Following the successful response to our presentation at last year's conference we would like to come back and present further findings over the year and how current net zero carbon thinking is affecting service user experience.

16:20 - 16:40

Making Room for Dignity – Putting People First (Design into Delivery)

Having worked for the Trust in IT for four years I'm a person with lived experience and I also have A physical disability, I'm at the centre of the programme's day to day running. I have real responsibilities and I am involved in making key decisions. I have attended all the design engagements and design meetings across the programme. I feel listened to and able to offer feedback and advice. I've been a vessel for service users and carers across our services to be involved, giving feedback on how they'd like the buildings to look and feel.

16:40 - 17:00

‘Autism Friendly’ Wards – Environmental Considerations

Sussex Partnership is a mental health and learning disability NHS Foundation Trust in South East England. In 2020, a project was proposed to work with hospital staff to create 'Autism Friendly' environments on acute mental health wards, by primarily looking at the Environment; the Ward Processes; Staff Training and increasing Confidence. This was due to recognising the high number of autistic service users who had reported that the environmental and sensory aspects of their admissions had negatively impacted their wellbeing and inpatient experience.

Two pilot wards were selected: an 18-bed female acute mental health ward and a 19-bed mixed sex acute ward in Sussex. Both wards support adults aged 18-65 with mental health needs, who require inpatient care and treatment.
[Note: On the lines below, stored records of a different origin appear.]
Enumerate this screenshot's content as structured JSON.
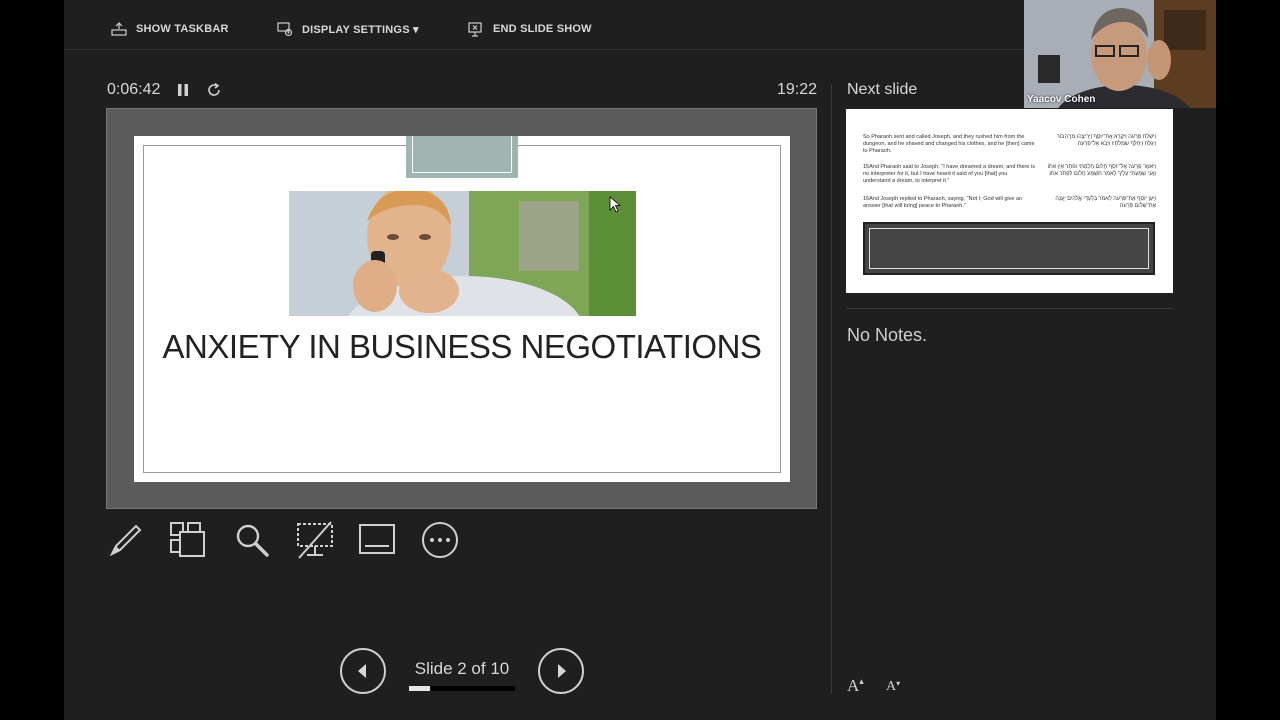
{
  "toolbar": {
    "show_taskbar": "SHOW TASKBAR",
    "display_settings": "DISPLAY SETTINGS ▾",
    "end_slide_show": "END SLIDE SHOW"
  },
  "timer": {
    "elapsed": "0:06:42",
    "clock": "19:22"
  },
  "current_slide": {
    "title": "ANXIETY IN BUSINESS NEGOTIATIONS"
  },
  "navigation": {
    "slide_label": "Slide 2 of 10",
    "progress": 0.2
  },
  "next_slide": {
    "label": "Next slide",
    "english_1": "So Pharaoh sent and called Joseph, and they rushed him from the dungeon, and he shaved and changed his clothes, and he [then] came to Pharaoh.",
    "english_2": "15And Pharaoh said to Joseph, \"I have dreamed a dream, and there is no interpreter for it, but I have heard it said of you [that] you understand a dream, to interpret it.\"",
    "english_3": "16And Joseph replied to Pharaoh, saying, \"Not I; God will give an answer [that will bring] peace to Pharaoh.\"",
    "hebrew_1": "וַיִּשְׁלַח פַּרְעֹה וַיִּקְרָא אֶת־יוֹסֵף וַיְרִיצֻהוּ מִן־הַבּוֹר וַיְגַלַּח וַיְחַלֵּף שִׂמְלֹתָיו וַיָּבֹא אֶל־פַּרְעֹה׃",
    "hebrew_2": "וַיֹּאמֶר פַּרְעֹה אֶל־יוֹסֵף חֲלוֹם חָלַמְתִּי וּפֹתֵר אֵין אֹתוֹ וַאֲנִי שָׁמַעְתִּי עָלֶיךָ לֵאמֹר תִּשְׁמַע חֲלוֹם לִפְתֹּר אֹתוֹ׃",
    "hebrew_3": "וַיַּעַן יוֹסֵף אֶת־פַּרְעֹה לֵאמֹר בִּלְעָדָי אֱלֹהִים יַעֲנֶה אֶת־שְׁלוֹם פַּרְעֹה׃"
  },
  "notes": {
    "text": "No Notes."
  },
  "font_controls": {
    "increase": "A",
    "decrease": "A"
  },
  "webcam": {
    "name": "Yaacov Cohen"
  }
}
A sensory audit of the ward environment was completed by two Occupational Therapists (OTs) and a group of Experts by Experiences (EbEs). The EbEs all had experience of admission. Photos were also shared with another OT and further EbEs and The 'Checklist for: Autism & Mental Health-Friendly Environments' was used to help facilitate discussions around the senses and experience of each area of the wards.
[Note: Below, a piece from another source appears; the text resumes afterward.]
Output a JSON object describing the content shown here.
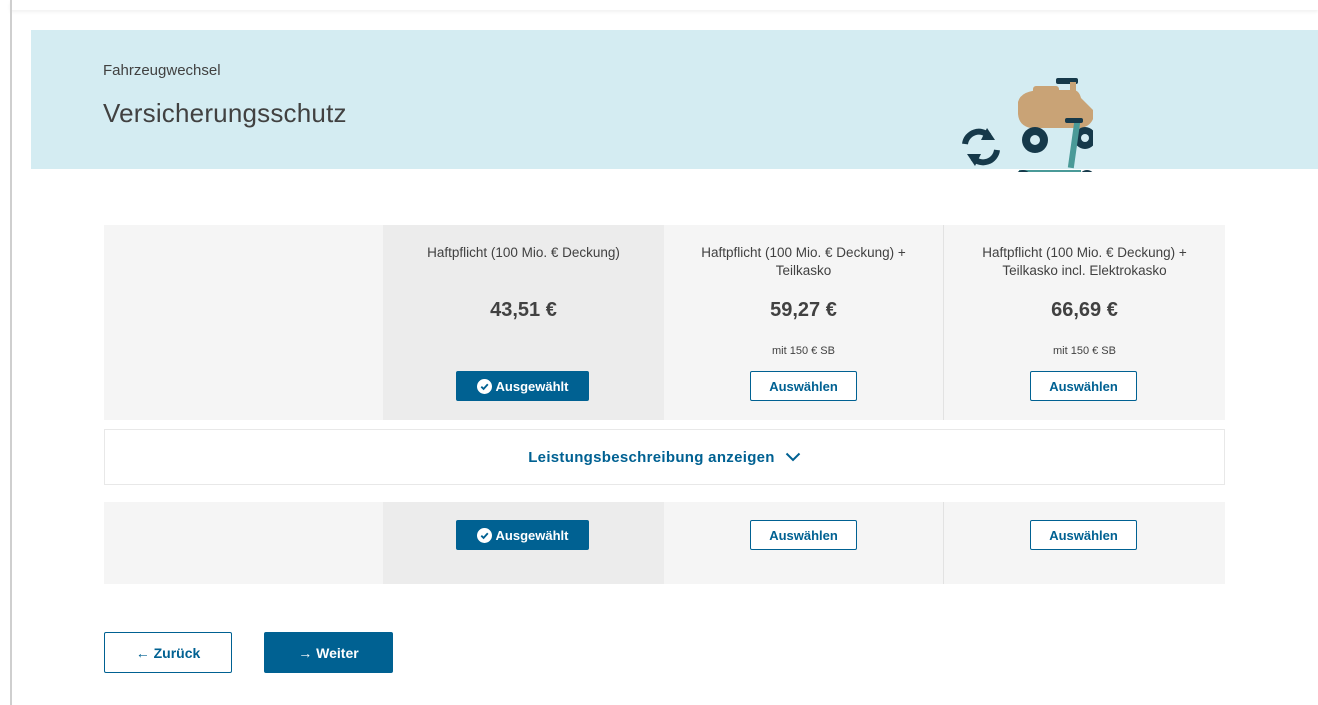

The team worked to develop environmental recommendations considering the senses (visual; olfactory; auditory; proprioception/body awareness; tactile; gustatory and vestibular). These were shared with management and estates teams to implement these recommendations safely and efficiently to achieve our goal of creating 'autism friendly' environments. The project coincided with ward refurbishment projects and therefore the recommendations were able to be incorporated as part of the general refurbishments.

By collaboratively working with the group of EbEs, this kept the service user experience in the centre of the project, and challenged all involved to think differently. It is felt that the recommendations are meaningful and already having a positive impact for service users within the mental health wards.

16:40 - 17:00

Design for Particular Groups: Autism Friendly Design – How to Engage People With Autism at the Design Stage

Architecture is a discipline that helps organise environments to suit the user's requirements and needs. This is fundamental to our design philosophy, none more so than when we work on mental health projects. We believe that creating autism friendly environments is central to any scheme and that, no more, should people with autism have to fight for their rights.
In many cases we see that surrounding environments contribute to a person's disablement. The same person set in the right environment could then be seen as an able person.
The main design principles, which we apply to all our projects, have evolved through consultation and engagement with trustees, clinical staff, facility managers and, more importantly, in talking with and respecting people with autism and other learning difficulties and their families.
The presentation will focus on
• How to engage with people with Autism at the design stage
• Autism friendly colour palette research with Hilary Dalke at Kingston University
• Proxemics and sensory space perception
• Specific challenges: finding the right balance between a building that will resist challenging behaviour and the need of sensory stimulation to avoid self harming